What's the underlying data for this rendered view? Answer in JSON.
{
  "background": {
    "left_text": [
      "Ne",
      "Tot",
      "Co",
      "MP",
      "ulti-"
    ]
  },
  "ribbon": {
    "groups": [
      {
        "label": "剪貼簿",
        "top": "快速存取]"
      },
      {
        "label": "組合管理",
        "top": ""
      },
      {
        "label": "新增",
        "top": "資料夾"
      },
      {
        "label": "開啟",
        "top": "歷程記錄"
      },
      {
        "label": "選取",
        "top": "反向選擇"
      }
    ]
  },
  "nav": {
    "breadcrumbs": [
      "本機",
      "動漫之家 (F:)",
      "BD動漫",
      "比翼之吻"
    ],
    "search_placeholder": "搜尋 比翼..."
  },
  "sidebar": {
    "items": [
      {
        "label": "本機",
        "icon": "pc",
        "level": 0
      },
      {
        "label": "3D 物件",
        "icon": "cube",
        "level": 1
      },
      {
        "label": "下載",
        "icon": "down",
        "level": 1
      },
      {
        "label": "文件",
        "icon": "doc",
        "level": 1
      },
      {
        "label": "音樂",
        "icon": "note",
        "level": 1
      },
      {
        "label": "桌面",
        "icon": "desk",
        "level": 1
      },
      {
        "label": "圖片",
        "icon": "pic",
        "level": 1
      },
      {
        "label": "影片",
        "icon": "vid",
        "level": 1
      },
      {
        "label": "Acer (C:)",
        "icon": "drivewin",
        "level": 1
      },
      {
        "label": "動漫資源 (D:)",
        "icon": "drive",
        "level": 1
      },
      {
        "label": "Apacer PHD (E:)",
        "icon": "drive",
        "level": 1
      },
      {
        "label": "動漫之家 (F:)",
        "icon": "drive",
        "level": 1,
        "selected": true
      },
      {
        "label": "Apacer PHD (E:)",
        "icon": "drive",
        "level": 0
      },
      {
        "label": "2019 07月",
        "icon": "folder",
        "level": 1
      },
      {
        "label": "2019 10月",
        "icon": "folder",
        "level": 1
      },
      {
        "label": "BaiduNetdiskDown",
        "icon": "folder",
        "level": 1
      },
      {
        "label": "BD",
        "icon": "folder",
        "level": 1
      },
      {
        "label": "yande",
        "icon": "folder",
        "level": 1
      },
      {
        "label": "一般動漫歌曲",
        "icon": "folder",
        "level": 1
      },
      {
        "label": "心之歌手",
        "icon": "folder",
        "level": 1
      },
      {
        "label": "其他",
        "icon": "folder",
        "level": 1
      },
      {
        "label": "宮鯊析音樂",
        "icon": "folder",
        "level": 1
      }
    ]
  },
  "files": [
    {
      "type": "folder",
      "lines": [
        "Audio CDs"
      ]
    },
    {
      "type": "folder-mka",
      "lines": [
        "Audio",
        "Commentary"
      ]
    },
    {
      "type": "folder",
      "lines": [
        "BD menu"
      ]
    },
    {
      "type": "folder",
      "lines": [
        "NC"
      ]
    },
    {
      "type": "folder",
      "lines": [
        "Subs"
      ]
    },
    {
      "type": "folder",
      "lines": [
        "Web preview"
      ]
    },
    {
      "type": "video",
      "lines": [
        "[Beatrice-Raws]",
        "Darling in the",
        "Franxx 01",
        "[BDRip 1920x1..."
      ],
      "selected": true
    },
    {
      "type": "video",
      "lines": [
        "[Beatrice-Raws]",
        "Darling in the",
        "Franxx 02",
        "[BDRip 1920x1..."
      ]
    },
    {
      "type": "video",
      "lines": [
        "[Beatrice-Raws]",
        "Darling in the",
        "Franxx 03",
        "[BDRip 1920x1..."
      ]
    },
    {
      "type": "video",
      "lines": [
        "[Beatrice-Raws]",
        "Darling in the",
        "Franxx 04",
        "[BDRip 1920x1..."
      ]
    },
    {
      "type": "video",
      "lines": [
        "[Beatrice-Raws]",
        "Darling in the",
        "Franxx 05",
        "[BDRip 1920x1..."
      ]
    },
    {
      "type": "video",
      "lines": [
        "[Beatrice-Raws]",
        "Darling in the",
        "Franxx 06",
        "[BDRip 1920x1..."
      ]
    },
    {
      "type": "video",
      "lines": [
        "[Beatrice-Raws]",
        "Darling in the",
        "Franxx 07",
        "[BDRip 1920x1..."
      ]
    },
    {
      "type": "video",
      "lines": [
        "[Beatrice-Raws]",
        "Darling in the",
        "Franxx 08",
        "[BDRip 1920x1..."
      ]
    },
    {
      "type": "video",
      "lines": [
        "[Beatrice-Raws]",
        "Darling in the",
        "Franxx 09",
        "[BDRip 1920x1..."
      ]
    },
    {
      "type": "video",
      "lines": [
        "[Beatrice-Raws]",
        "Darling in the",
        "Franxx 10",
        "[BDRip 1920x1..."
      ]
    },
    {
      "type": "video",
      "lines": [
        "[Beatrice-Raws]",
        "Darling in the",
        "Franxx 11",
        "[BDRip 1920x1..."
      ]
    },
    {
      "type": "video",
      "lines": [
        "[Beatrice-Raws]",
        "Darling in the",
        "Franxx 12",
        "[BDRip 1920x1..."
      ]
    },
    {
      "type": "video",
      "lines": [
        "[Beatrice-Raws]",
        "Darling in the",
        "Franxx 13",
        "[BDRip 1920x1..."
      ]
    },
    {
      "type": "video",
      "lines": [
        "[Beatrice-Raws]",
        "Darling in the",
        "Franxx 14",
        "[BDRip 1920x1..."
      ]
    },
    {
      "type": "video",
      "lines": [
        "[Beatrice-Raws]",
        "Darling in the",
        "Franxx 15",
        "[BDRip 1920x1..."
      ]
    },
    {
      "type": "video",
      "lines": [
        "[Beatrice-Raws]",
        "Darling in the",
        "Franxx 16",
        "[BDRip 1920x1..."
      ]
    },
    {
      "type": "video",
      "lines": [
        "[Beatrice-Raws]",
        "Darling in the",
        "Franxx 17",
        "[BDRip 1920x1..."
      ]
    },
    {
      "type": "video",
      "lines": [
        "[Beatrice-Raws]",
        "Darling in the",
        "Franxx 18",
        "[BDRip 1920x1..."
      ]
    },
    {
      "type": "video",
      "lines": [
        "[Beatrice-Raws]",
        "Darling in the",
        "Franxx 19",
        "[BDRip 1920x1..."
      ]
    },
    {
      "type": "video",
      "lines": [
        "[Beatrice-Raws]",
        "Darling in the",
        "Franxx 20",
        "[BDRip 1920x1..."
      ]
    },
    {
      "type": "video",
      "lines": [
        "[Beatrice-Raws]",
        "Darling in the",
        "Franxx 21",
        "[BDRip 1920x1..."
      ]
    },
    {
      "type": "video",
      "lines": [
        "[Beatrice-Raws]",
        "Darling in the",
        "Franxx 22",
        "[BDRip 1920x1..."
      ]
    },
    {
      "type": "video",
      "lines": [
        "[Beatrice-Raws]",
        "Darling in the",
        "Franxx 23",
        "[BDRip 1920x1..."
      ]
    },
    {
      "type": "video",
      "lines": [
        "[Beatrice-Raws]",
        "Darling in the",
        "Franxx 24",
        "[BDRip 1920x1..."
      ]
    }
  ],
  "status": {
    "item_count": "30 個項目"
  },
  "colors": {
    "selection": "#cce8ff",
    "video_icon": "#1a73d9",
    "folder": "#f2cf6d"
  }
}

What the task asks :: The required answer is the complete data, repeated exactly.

Exercise solution ::
What's the underlying data for this rendered view? Answer in JSON.
{
  "background": {
    "left_text": [
      "Ne",
      "Tot",
      "Co",
      "MP",
      "ulti-"
    ]
  },
  "ribbon": {
    "groups": [
      {
        "label": "剪貼簿",
        "top": "快速存取]"
      },
      {
        "label": "組合管理",
        "top": ""
      },
      {
        "label": "新增",
        "top": "資料夾"
      },
      {
        "label": "開啟",
        "top": "歷程記錄"
      },
      {
        "label": "選取",
        "top": "反向選擇"
      }
    ]
  },
  "nav": {
    "breadcrumbs": [
      "本機",
      "動漫之家 (F:)",
      "BD動漫",
      "比翼之吻"
    ],
    "search_placeholder": "搜尋 比翼..."
  },
  "sidebar": {
    "items": [
      {
        "label": "本機",
        "icon": "pc",
        "level": 0
      },
      {
        "label": "3D 物件",
        "icon": "cube",
        "level": 1
      },
      {
        "label": "下載",
        "icon": "down",
        "level": 1
      },
      {
        "label": "文件",
        "icon": "doc",
        "level": 1
      },
      {
        "label": "音樂",
        "icon": "note",
        "level": 1
      },
      {
        "label": "桌面",
        "icon": "desk",
        "level": 1
      },
      {
        "label": "圖片",
        "icon": "pic",
        "level": 1
      },
      {
        "label": "影片",
        "icon": "vid",
        "level": 1
      },
      {
        "label": "Acer (C:)",
        "icon": "drivewin",
        "level": 1
      },
      {
        "label": "動漫資源 (D:)",
        "icon": "drive",
        "level": 1
      },
      {
        "label": "Apacer PHD (E:)",
        "icon": "drive",
        "level": 1
      },
      {
        "label": "動漫之家 (F:)",
        "icon": "drive",
        "level": 1,
        "selected": true
      },
      {
        "label": "Apacer PHD (E:)",
        "icon": "drive",
        "level": 0
      },
      {
        "label": "2019 07月",
        "icon": "folder",
        "level": 1
      },
      {
        "label": "2019 10月",
        "icon": "folder",
        "level": 1
      },
      {
        "label": "BaiduNetdiskDown",
        "icon": "folder",
        "level": 1
      },
      {
        "label": "BD",
        "icon": "folder",
        "level": 1
      },
      {
        "label": "yande",
        "icon": "folder",
        "level": 1
      },
      {
        "label": "一般動漫歌曲",
        "icon": "folder",
        "level": 1
      },
      {
        "label": "心之歌手",
        "icon": "folder",
        "level": 1
      },
      {
        "label": "其他",
        "icon": "folder",
        "level": 1
      },
      {
        "label": "宮鯊析音樂",
        "icon": "folder",
        "level": 1
      }
    ]
  },
  "files": [
    {
      "type": "folder",
      "lines": [
        "Audio CDs"
      ]
    },
    {
      "type": "folder-mka",
      "lines": [
        "Audio",
        "Commentary"
      ]
    },
    {
      "type": "folder",
      "lines": [
        "BD menu"
      ]
    },
    {
      "type": "folder",
      "lines": [
        "NC"
      ]
    },
    {
      "type": "folder",
      "lines": [
        "Subs"
      ]
    },
    {
      "type": "folder",
      "lines": [
        "Web preview"
      ]
    },
    {
      "type": "video",
      "lines": [
        "[Beatrice-Raws]",
        "Darling in the",
        "Franxx 01",
        "[BDRip 1920x1..."
      ],
      "selected": true
    },
    {
      "type": "video",
      "lines": [
        "[Beatrice-Raws]",
        "Darling in the",
        "Franxx 02",
        "[BDRip 1920x1..."
      ]
    },
    {
      "type": "video",
      "lines": [
        "[Beatrice-Raws]",
        "Darling in the",
        "Franxx 03",
        "[BDRip 1920x1..."
      ]
    },
    {
      "type": "video",
      "lines": [
        "[Beatrice-Raws]",
        "Darling in the",
        "Franxx 04",
        "[BDRip 1920x1..."
      ]
    },
    {
      "type": "video",
      "lines": [
        "[Beatrice-Raws]",
        "Darling in the",
        "Franxx 05",
        "[BDRip 1920x1..."
      ]
    },
    {
      "type": "video",
      "lines": [
        "[Beatrice-Raws]",
        "Darling in the",
        "Franxx 06",
        "[BDRip 1920x1..."
      ]
    },
    {
      "type": "video",
      "lines": [
        "[Beatrice-Raws]",
        "Darling in the",
        "Franxx 07",
        "[BDRip 1920x1..."
      ]
    },
    {
      "type": "video",
      "lines": [
        "[Beatrice-Raws]",
        "Darling in the",
        "Franxx 08",
        "[BDRip 1920x1..."
      ]
    },
    {
      "type": "video",
      "lines": [
        "[Beatrice-Raws]",
        "Darling in the",
        "Franxx 09",
        "[BDRip 1920x1..."
      ]
    },
    {
      "type": "video",
      "lines": [
        "[Beatrice-Raws]",
        "Darling in the",
        "Franxx 10",
        "[BDRip 1920x1..."
      ]
    },
    {
      "type": "video",
      "lines": [
        "[Beatrice-Raws]",
        "Darling in the",
        "Franxx 11",
        "[BDRip 1920x1..."
      ]
    },
    {
      "type": "video",
      "lines": [
        "[Beatrice-Raws]",
        "Darling in the",
        "Franxx 12",
        "[BDRip 1920x1..."
      ]
    },
    {
      "type": "video",
      "lines": [
        "[Beatrice-Raws]",
        "Darling in the",
        "Franxx 13",
        "[BDRip 1920x1..."
      ]
    },
    {
      "type": "video",
      "lines": [
        "[Beatrice-Raws]",
        "Darling in the",
        "Franxx 14",
        "[BDRip 1920x1..."
      ]
    },
    {
      "type": "video",
      "lines": [
        "[Beatrice-Raws]",
        "Darling in the",
        "Franxx 15",
        "[BDRip 1920x1..."
      ]
    },
    {
      "type": "video",
      "lines": [
        "[Beatrice-Raws]",
        "Darling in the",
        "Franxx 16",
        "[BDRip 1920x1..."
      ]
    },
    {
      "type": "video",
      "lines": [
        "[Beatrice-Raws]",
        "Darling in the",
        "Franxx 17",
        "[BDRip 1920x1..."
      ]
    },
    {
      "type": "video",
      "lines": [
        "[Beatrice-Raws]",
        "Darling in the",
        "Franxx 18",
        "[BDRip 1920x1..."
      ]
    },
    {
      "type": "video",
      "lines": [
        "[Beatrice-Raws]",
        "Darling in the",
        "Franxx 19",
        "[BDRip 1920x1..."
      ]
    },
    {
      "type": "video",
      "lines": [
        "[Beatrice-Raws]",
        "Darling in the",
        "Franxx 20",
        "[BDRip 1920x1..."
      ]
    },
    {
      "type": "video",
      "lines": [
        "[Beatrice-Raws]",
        "Darling in the",
        "Franxx 21",
        "[BDRip 1920x1..."
      ]
    },
    {
      "type": "video",
      "lines": [
        "[Beatrice-Raws]",
        "Darling in the",
        "Franxx 22",
        "[BDRip 1920x1..."
      ]
    },
    {
      "type": "video",
      "lines": [
        "[Beatrice-Raws]",
        "Darling in the",
        "Franxx 23",
        "[BDRip 1920x1..."
      ]
    },
    {
      "type": "video",
      "lines": [
        "[Beatrice-Raws]",
        "Darling in the",
        "Franxx 24",
        "[BDRip 1920x1..."
      ]
    }
  ],
  "status": {
    "item_count": "30 個項目"
  },
  "colors": {
    "selection": "#cce8ff",
    "video_icon": "#1a73d9",
    "folder": "#f2cf6d"
  }
}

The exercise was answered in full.